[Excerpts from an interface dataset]
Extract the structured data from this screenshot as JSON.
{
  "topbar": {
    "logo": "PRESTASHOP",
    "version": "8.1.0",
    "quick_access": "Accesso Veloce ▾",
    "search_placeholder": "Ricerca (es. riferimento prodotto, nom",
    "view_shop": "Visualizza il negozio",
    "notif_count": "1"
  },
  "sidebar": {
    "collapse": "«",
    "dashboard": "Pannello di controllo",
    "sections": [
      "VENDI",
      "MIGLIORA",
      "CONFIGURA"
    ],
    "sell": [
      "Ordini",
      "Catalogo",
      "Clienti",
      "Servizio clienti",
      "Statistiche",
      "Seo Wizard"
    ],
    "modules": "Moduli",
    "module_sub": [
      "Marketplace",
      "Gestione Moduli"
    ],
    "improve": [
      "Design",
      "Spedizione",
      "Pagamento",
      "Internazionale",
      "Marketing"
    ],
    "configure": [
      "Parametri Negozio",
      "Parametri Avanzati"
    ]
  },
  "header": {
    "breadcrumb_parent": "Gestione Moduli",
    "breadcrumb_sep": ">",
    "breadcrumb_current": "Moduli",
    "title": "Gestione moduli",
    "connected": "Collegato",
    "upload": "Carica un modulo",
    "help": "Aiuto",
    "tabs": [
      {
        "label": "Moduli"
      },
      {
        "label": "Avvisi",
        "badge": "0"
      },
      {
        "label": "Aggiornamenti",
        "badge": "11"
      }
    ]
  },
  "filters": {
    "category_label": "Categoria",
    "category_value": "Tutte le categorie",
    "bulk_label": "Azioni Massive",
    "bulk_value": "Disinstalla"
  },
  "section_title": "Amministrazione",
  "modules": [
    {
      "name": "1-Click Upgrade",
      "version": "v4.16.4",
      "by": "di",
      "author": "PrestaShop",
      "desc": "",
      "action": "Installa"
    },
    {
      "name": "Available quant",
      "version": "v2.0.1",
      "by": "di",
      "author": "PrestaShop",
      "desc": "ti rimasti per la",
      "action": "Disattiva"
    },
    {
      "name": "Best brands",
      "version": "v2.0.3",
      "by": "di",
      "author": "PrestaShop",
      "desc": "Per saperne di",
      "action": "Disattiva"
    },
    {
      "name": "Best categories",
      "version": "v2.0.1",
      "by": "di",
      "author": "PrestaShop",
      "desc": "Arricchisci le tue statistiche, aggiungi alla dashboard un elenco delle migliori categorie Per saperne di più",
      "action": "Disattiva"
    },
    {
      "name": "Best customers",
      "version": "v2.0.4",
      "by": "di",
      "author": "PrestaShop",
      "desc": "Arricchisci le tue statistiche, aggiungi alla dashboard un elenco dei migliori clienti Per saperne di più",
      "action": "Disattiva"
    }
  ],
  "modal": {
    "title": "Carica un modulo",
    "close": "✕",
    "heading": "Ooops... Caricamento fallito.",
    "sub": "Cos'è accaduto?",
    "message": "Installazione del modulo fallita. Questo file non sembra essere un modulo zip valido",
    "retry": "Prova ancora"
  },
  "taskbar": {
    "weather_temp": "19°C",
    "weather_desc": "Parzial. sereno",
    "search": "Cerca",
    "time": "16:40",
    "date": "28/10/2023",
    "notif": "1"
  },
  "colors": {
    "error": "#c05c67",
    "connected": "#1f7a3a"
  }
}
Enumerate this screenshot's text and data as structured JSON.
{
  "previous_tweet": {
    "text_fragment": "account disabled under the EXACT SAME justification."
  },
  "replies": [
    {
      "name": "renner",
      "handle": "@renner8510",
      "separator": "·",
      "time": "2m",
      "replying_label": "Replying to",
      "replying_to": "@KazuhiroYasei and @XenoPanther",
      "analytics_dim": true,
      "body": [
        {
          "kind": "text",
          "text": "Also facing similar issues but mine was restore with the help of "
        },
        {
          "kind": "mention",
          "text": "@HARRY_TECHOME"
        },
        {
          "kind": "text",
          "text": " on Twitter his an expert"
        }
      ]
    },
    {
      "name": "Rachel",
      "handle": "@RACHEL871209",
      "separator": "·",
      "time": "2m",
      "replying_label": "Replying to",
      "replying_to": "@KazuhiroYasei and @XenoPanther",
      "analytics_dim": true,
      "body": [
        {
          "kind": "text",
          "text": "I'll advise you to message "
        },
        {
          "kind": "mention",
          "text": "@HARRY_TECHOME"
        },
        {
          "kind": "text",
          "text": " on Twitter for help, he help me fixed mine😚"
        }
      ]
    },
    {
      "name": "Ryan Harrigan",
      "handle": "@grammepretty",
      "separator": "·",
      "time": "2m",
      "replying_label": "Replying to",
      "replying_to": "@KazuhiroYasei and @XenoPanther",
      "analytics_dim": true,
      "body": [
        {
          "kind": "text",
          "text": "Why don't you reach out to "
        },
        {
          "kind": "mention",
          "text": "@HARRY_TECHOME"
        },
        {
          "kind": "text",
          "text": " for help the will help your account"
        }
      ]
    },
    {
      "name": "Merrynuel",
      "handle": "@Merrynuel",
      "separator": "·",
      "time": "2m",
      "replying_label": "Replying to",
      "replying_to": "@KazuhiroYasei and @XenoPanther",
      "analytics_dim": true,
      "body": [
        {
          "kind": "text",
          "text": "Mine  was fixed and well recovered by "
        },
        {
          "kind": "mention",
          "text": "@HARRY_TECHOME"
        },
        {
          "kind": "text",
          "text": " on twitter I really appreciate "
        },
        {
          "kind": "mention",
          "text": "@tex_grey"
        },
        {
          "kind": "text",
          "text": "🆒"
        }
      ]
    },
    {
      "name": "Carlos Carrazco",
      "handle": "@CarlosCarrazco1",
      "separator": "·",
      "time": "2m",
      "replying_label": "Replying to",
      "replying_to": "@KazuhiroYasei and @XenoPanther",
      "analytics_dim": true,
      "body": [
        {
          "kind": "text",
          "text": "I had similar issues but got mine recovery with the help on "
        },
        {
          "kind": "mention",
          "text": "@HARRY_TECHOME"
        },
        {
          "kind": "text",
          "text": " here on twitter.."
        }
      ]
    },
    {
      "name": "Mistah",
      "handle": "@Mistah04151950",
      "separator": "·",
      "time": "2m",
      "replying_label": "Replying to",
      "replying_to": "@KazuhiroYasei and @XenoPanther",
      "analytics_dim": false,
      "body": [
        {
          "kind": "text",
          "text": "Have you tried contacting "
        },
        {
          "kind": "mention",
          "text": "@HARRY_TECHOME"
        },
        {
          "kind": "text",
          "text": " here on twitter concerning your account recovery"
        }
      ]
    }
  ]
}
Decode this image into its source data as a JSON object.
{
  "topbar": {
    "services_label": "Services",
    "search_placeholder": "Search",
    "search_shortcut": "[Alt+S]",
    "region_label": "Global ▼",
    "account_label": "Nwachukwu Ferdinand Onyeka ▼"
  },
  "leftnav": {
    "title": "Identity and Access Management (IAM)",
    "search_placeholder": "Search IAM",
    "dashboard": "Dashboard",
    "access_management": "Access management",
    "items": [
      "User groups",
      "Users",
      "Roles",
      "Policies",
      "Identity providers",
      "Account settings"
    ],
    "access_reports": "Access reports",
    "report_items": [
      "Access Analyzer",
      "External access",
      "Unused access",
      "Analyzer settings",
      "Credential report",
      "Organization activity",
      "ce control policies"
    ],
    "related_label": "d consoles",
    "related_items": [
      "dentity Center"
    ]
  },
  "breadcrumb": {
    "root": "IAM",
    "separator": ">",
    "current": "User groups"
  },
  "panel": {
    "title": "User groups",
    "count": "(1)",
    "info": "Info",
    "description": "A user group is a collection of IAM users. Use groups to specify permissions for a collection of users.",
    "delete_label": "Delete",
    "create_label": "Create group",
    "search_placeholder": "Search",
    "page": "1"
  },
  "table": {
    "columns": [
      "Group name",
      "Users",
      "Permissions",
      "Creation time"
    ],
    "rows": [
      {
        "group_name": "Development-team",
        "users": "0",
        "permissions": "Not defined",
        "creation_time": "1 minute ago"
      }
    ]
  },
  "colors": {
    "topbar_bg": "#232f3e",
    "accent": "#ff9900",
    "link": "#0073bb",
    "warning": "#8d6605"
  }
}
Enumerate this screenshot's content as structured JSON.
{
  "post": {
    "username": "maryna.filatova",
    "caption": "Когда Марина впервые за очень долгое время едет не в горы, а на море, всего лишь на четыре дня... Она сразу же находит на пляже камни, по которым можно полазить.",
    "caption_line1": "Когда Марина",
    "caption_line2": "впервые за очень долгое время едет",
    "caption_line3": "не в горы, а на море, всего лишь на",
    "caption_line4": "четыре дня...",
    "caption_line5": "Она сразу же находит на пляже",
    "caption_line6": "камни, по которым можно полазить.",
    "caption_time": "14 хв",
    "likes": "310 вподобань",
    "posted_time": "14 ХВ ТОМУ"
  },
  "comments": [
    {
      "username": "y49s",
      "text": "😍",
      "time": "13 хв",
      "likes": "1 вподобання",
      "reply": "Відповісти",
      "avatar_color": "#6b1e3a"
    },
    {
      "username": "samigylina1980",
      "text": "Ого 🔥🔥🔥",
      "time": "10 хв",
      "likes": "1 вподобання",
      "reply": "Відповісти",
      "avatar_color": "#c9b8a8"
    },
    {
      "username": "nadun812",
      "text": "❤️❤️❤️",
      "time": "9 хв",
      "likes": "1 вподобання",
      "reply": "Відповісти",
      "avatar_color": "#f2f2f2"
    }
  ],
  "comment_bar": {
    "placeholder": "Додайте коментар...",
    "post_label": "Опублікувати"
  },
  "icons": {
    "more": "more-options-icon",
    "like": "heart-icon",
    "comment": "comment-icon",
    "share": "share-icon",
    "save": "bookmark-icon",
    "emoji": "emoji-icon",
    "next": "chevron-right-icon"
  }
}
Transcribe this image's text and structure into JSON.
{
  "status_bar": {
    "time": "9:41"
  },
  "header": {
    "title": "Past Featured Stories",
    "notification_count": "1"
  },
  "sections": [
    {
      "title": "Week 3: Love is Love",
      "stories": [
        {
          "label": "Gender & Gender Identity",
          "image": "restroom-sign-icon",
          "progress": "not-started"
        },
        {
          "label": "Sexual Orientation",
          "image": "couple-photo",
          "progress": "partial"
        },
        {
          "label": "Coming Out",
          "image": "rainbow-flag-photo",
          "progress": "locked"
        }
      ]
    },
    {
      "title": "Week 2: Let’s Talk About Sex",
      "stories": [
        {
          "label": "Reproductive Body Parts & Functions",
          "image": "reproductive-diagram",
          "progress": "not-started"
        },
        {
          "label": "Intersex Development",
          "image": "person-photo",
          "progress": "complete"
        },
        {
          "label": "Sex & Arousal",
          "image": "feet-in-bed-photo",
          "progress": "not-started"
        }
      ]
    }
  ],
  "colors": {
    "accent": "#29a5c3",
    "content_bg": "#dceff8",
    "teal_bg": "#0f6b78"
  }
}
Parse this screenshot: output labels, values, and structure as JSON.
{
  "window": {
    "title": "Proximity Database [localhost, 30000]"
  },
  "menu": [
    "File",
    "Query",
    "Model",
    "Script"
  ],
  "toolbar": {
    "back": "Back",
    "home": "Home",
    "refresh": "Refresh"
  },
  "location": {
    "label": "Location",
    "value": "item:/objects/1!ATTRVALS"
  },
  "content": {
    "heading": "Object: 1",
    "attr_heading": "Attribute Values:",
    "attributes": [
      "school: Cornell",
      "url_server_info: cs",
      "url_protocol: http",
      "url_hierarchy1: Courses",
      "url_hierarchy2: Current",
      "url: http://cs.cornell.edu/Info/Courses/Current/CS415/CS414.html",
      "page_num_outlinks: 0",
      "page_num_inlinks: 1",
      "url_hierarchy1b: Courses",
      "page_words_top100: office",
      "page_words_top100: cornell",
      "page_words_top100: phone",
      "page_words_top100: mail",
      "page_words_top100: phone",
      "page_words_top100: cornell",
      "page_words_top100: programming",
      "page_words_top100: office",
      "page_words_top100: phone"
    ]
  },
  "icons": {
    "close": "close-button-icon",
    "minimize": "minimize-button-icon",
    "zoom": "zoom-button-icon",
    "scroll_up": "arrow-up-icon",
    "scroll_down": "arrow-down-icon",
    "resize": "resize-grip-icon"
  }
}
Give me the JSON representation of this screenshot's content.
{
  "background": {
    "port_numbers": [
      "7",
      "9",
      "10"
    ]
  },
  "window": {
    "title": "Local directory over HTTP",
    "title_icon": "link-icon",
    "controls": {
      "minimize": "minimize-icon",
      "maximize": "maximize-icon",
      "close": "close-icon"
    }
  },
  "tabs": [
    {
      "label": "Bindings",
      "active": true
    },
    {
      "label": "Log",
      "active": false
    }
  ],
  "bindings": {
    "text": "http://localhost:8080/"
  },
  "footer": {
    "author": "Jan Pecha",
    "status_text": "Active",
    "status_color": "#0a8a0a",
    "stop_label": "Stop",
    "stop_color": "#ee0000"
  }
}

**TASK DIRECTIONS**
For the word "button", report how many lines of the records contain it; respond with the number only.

**WRITTEN RESPONSE**
3